He also gave a heads up about his next book, Hydra, a sequel to Chimera that starts up where this novel left off.  In this book Wellington will explore the personality of Jim Chapel.  He compares it to the Empire Strikes Back, “which was a darker story than Star Wars.  But my readers should not worry Hydra is action-packed as well.”

Chimera has shown that David Wellington can write exciting and suspenseful political thrillers.  His characters are very gripping and realistic.  The only problem with this book is that readers will have to wait another year for the sequel to come out.  Anyone looking for an author that is a combination of Nelson DeMille, Jim DeFelice, and Brad Meltzer will definitely want to read David Wellington’s latest book, Chimera.

Email from W.E.B. Griffin on the 60th Anniversary of the Ending of the Korean War

July 27th is a notable date, the ending of the Korean War.  It is hard to believe that sixty years have passed; yet, this conflict still makes the headlines with the despotic North Korean leaders constantly calling for genocide against the South Koreans and Americans. 

Best-selling military fiction author W.E.B. Griffin whose real name is William E. Butterworth III emailed a piece about his impressions, having served in Korea from 1952-1953 as a combat correspondent assigned to the 223rd Infantry Regiment, 40th Division and the 10th Corps Headquarters.

His article is noteworthy since it reflects on how the draft was able to incorporate all segments of America’s society, making the armed services accountable to all citizens, not just the ones who, today, put their lives on the line by stepping up to the plate and volunteering.

The article by W.E.B. Griffin is listed below:

The late General Donn W. Starry, universally recognized as both a distinguished warrior and one of the Army’s greatest intellectuals, began his address to the Corps of Cadets and several hundred of his fellow graduates on the 50th Anniversary of his West Point graduation with this comment: “I have many memories of my four years as an inmate of this institution, none of them favorable.”

Similarly, I have many memories of my service in Korea , few of which reflect favorably on our society today.

I remember, for example, standing at a cross-road in the Punchbowl behind Heartbreak Ridge in a freezing rain waiting for a jeep to pick me up. I had just come from seeing Captain George S. Patton, who commanded a company “Up On The Ridge”  of 140th Tank Battalion tanks named after his father.
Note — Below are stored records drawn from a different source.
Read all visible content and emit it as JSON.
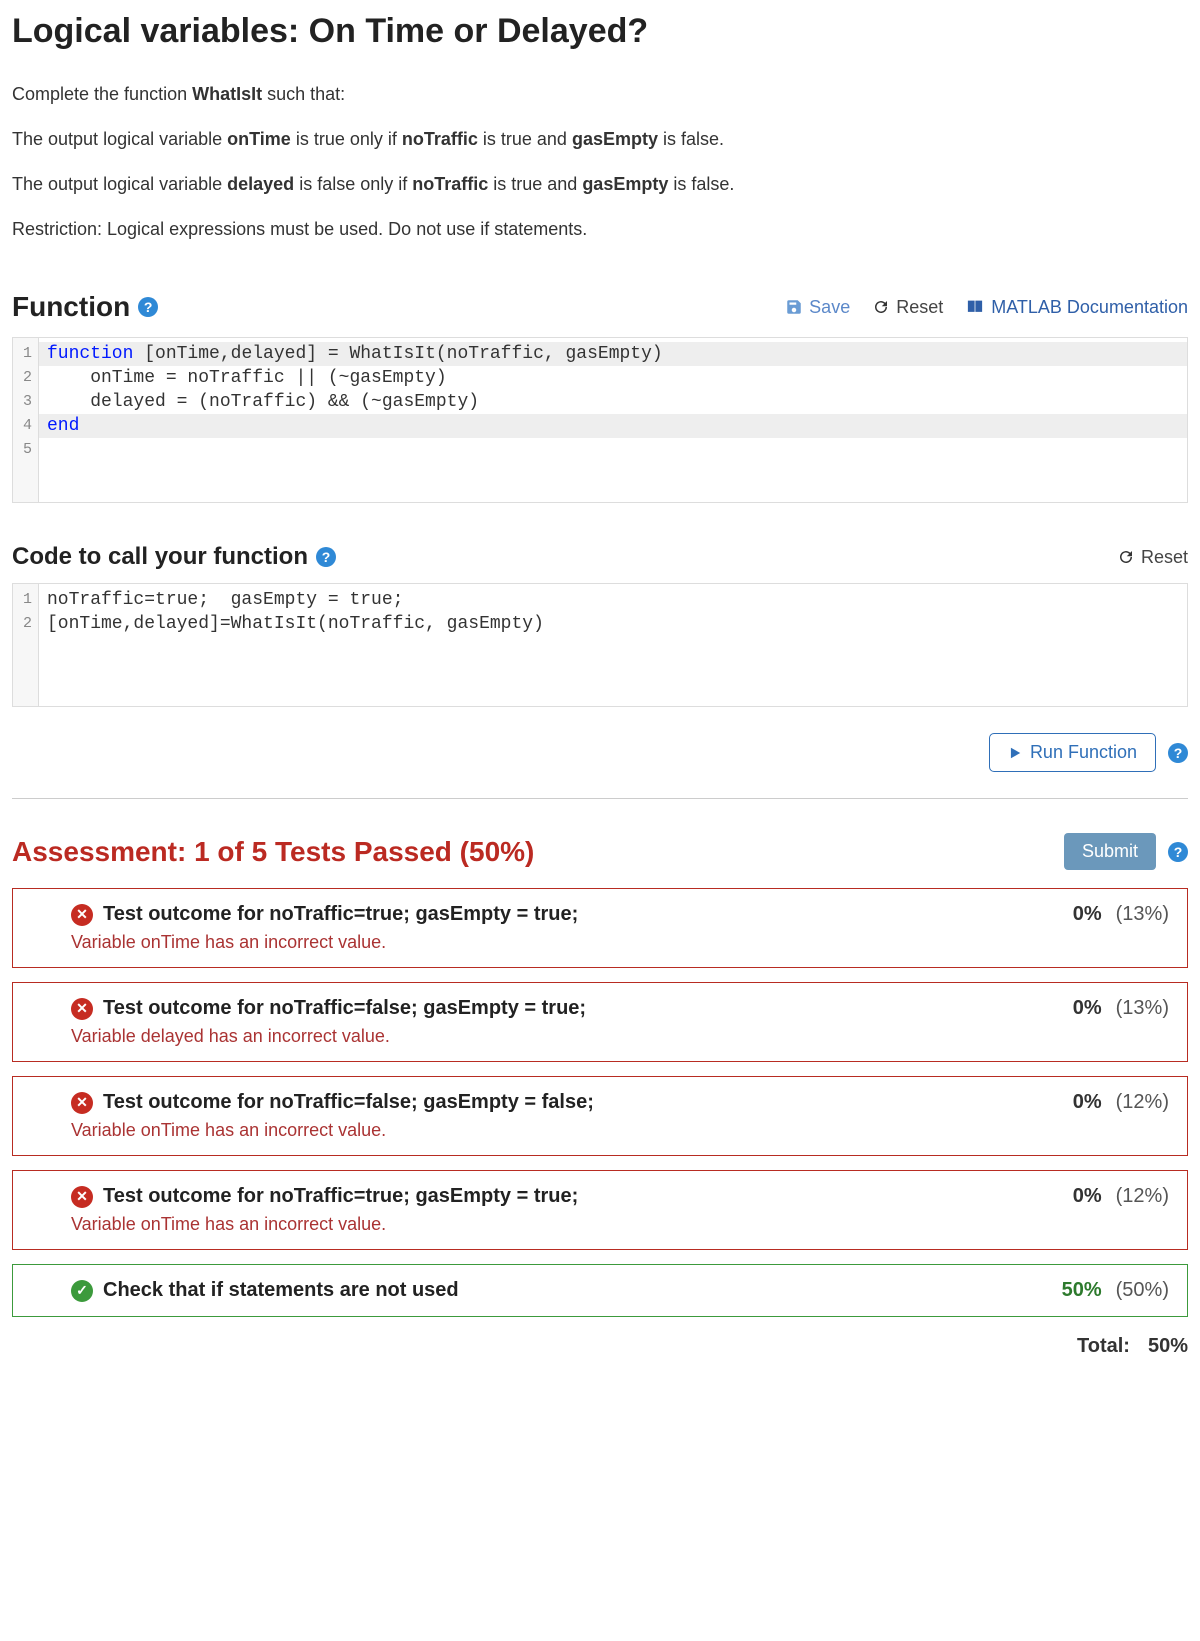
{
  "title": "Logical variables: On Time or Delayed?",
  "intro": {
    "l1_a": "Complete the function ",
    "l1_b": "WhatIsIt",
    "l1_c": " such that:",
    "l2_a": "The output logical variable ",
    "l2_b": "onTime",
    "l2_c": " is true only if ",
    "l2_d": "noTraffic",
    "l2_e": " is true and ",
    "l2_f": "gasEmpty",
    "l2_g": " is false.",
    "l3_a": "The output logical variable ",
    "l3_b": "delayed",
    "l3_c": " is false only if ",
    "l3_d": "noTraffic",
    "l3_e": " is true and ",
    "l3_f": "gasEmpty",
    "l3_g": " is false.",
    "l4": "Restriction:  Logical expressions must be used.  Do not use if statements."
  },
  "function_section": {
    "heading": "Function",
    "save": "Save",
    "reset": "Reset",
    "doc": "MATLAB Documentation"
  },
  "code1": {
    "gutter": [
      "1",
      "2",
      "3",
      "4",
      "5"
    ],
    "l1_kw": "function",
    "l1_rest": " [onTime,delayed] = WhatIsIt(noTraffic, gasEmpty)",
    "l2": "    onTime = noTraffic || (~gasEmpty)",
    "l3": "    delayed = (noTraffic) && (~gasEmpty)",
    "l4_kw": "end",
    "l5": ""
  },
  "call_section": {
    "heading": "Code to call your function",
    "reset": "Reset"
  },
  "code2": {
    "gutter": [
      "1",
      "2"
    ],
    "l1": "noTraffic=true;  gasEmpty = true;",
    "l2": "[onTime,delayed]=WhatIsIt(noTraffic, gasEmpty)"
  },
  "run_button": "Run Function",
  "assessment": {
    "heading": "Assessment: 1 of 5 Tests Passed (50%)",
    "submit": "Submit"
  },
  "tests": [
    {
      "pass": false,
      "title": "Test outcome for noTraffic=true; gasEmpty = true;",
      "msg": "Variable onTime has an incorrect value.",
      "score": "0%",
      "weight": "(13%)"
    },
    {
      "pass": false,
      "title": "Test outcome for noTraffic=false; gasEmpty = true;",
      "msg": "Variable delayed has an incorrect value.",
      "score": "0%",
      "weight": "(13%)"
    },
    {
      "pass": false,
      "title": "Test outcome for noTraffic=false; gasEmpty = false;",
      "msg": "Variable onTime has an incorrect value.",
      "score": "0%",
      "weight": "(12%)"
    },
    {
      "pass": false,
      "title": "Test outcome for noTraffic=true; gasEmpty = true;",
      "msg": "Variable onTime has an incorrect value.",
      "score": "0%",
      "weight": "(12%)"
    },
    {
      "pass": true,
      "title": "Check that if statements are not used",
      "msg": "",
      "score": "50%",
      "weight": "(50%)"
    }
  ],
  "total": {
    "label": "Total:",
    "value": "50%"
  }
}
With me, also rain-soaked, un-shaven, shivering, hungry and miserable, waiting for a jeep to pick him up, was a young major. His name was Eisenhower, and his father was President of the United States and Commander-in-Chief of its armed forces.

I remember, too, a week or so later, being in a sandbagged bunker, command post of an infantry company of Colonel (later Major General) Curtis W. Herrick’s 223rd Infantry Regiment, quite literally on the front of the front line. In the bunker were the company commander, a captain;  his brother, a lieutenant assigned to the regiment on our left flank; and a GI correspondent―a PFC―of the Army newspaper Stars & Stripes.
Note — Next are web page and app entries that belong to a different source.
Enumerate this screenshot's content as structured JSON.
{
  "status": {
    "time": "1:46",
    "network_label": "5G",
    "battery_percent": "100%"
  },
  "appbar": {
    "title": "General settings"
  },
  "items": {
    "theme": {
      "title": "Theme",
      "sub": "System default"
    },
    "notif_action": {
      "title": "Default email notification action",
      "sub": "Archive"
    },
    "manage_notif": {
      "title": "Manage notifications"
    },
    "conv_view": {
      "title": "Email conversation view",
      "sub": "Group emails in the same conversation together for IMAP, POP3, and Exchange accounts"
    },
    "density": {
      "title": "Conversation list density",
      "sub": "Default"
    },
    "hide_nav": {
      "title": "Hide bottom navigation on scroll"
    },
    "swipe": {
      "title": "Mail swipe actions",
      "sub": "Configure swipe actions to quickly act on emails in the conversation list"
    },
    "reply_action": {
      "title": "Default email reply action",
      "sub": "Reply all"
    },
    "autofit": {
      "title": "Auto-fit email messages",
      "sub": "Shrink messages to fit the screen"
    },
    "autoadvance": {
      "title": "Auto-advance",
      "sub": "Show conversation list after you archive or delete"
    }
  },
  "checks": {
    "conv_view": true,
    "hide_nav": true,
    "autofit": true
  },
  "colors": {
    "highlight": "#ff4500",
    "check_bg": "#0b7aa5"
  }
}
As we tried without much success to warm ourselves with coffee heated on a small stove, we heard the grinding of gears on a truck, and moments later a first sergeant made his way into the bunker to announce ‘six replacements, Captain, one of whom insists he shouldn’t be here.”

A moment later, a nice looking young man appeared. He told the captain a mistake had been made. He didn’t belong in the infantry, he said, because he was a Harvard graduate.

“Wonderful,” the captain said. “You’ll be right at home here. I’m Harvard ’49. My brother here is ’51. And I’m surprised you don’t recognize PFC John Sack. He was famous around Harvard Square as the only man ever to be simultaneously editor of both the Lampoon and the Crimson. First Sergeant, take this splendidly educated rifleman to his platoon sergeant.”

At the time, I thought it was hilarious.

Sixty years later I’m saddened by the thought that exchange would not have occurred in Iraq or occur now in Afghanistan . With rare and notable exceptions―Vice President Joe Biden’s and Senator Jim Webb’s sons leap to mind―the sons of the politically powerful and the alumni of the Ivy League seem now to feel that picking up a rifle and going off to fight for the United States is something best left to the untermensch. 

W.E.B. Griffin
Late Sergeant/Combat Correspondent
X Corps, Korea

SYSK: Pararescueman, Staff Sgt. Zachary Kline, Receives the Silver Star

    "We were going to do everything in our power to get him back. If I had to clip in and hold him, I would have. There was no way he wasn't coming back." - USAF Staff Sergeant Zachary Kline, after holding a fighting position by a Fallen Angel for more than five hours.

130714-F-WZ808-008Maj. Gen. Frank Padilla pins a Silver Star on Staff Sgt. Zachary during a ceremony July 14, 2013, at Davis-Monthan Air Force Base, Ariz. Kline earned the medal while serving in Afghanistan April 23, 2011. Padilla is the deputy inspector general of the Air Force, and Kline is a 306th Rescue Squadron pararescueman. (U.S. Air Force photo/Senior Airman Christine Griffiths) 

Gallantry Earns Pararescueman Silver Star

by Senior Airman Christine Griffiths
355th Fighter Wing Public Affairs

7/16/2013 - DAVIS-MONTHAN AIR FORCE BASE, Ariz. (AFNS) -- An Airman assigned here earned the Silver Star medal for gallantry in connection with military operations against an opposing armed force near Bagram Airfield, Afghanistan April 23, 2011. 

Maj. Gen. Frank Padilla awarded Staff Sgt. Zachary Kline the Silver Star in a ceremony here July 14, citing Kline's role is rescuing two U.S. Army pilots while under fire, defending a crash site and coordinating aerial counter-attacks. Kline, a pararescueman, is assigned to the 306th Rescue Squadron at Davis Monthan Air Force Base, Ariz.

"The Silver Star is way up on the continuum of honor," said Padilla, the deputy inspector general of the Air Force. "That means you voluntarily risked your life to save others, voluntarily risked your life to expose yourself to great danger in the service of your country. And that is exactly what Zach Kline did that day." 

Kline endured approximately six hours under enemy fire, while in the process of recovering two U.S. military members. 

"It's an honor being recognized for just doing my job," Kline said. "I worked with some awesome guys and was nice being a part of it."

According to the award citation, Kline was a part of a rescue team tasked to recover two U.S. Army pilots from an OH-58D Kiowa that had gone down. While on the ground, Kline fought enemy fire while coordinating with aircraft by radio to target threats located behind his position. 

During the engagement, an incoming round ignited fuel within the wreckage, which then erupted in flames. He continued to push through enemy fire to an alternate site while still guiding overhead aircraft to adversarial positions by radio. 

"He leaves us with an example of an Airman that bands together with other Airmen to get the job done and to save others so that they may live," Padilla said. "When Zach leaves our Air Force he's going to leave it just a little bit better because of his accomplishments while he was here."

The Silver Star is the third highest military decoration for valor and is given for gallantry in action against enemies of the United States.

Full story after the Jump.

Continue reading "SYSK: Pararescueman, Staff Sgt. Zachary Kline, Receives the Silver Star" »